Or heap the shrine of Luxury and Pride With incense kindled at the Muse's flame.

Far from the madding crowd's ignoble strife,
Their sober wishes never learn'd to stray ;

Along the cool sequester'd vale of life
They kept the noiseless tenor of their way. .

Yet, ev'n these bones from insult to protect,
Some frail memorial still erected nigh,

With uncough rhimes and shapeless sculpture deck'd, Implores the passing tribute of a sigh.

Their name, their years, spelt by th' unletter'd Muse, The place of fame and elegy supply :

And many a holy text around she strews, That teach the rustic moralist to die.

For who to dumb Forgetfulness a prey,

Left the warın precincts of the cheerful day, Nor cast one longing, ling'ring look behind

On some fond breast the parting soul relies, Some pious drops the closing eye requires :

Ev'n from the tomb the voice of Nature cries, Ev’n in our ashes live their wonted fires.
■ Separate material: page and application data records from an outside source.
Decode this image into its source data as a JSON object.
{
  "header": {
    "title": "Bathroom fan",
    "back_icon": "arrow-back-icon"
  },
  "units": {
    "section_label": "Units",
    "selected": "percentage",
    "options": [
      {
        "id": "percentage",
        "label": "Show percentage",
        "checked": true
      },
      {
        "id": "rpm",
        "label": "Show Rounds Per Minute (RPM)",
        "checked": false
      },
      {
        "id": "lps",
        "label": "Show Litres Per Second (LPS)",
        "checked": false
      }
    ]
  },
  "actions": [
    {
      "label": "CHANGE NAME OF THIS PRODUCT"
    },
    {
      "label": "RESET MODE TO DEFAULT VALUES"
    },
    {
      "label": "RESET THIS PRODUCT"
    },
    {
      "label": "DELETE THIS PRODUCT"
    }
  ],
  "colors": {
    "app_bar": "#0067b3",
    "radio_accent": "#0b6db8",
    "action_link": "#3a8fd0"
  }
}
For thee who, mindful of th’ unhonour'd dead,

If chance, by lonely Contemplation led,
Some kindred spirit shall enquire thy fate,

Haply some hoary-headed swain may say,
Oft have we seen him, at the peep of dawn,

• Brushing with hasty steps the dews away, To meet the sun upon the upland lawn.

« There at the foot of yonder nodding beech, That wreathes its old fantastic roots so high,

• His listless length at noon-tide would he stretch, * And pore upon the brook that babbles by.

• Hard by yon wood, now smiling as in scorn, Mutt'ring his wayward fancies he would rove;

• Now drooping, woeful-wan, like one forlorn, • Or crazd with care, or cross'd in hopeless love.

Along the heath, and near his fav’rite tree :

Another came; nor yet beside the rill, "Nor up the lawn, nor at the wood was he.

" The next, with dirges due, in sad array, • Slow through the church-way path we saw him borne.

- Approach and read (for thou canst read) the lay, Gravid on the stone beneath yon aged thorn.'

The EPITAPH.
HERE rests his head upon the lap of Earth
A Youth to Fortune and to Fame unknown:
Fair Science frown'd not on his humble birth,
And Melancholy mark'd him for her own.

« PreviousContinue »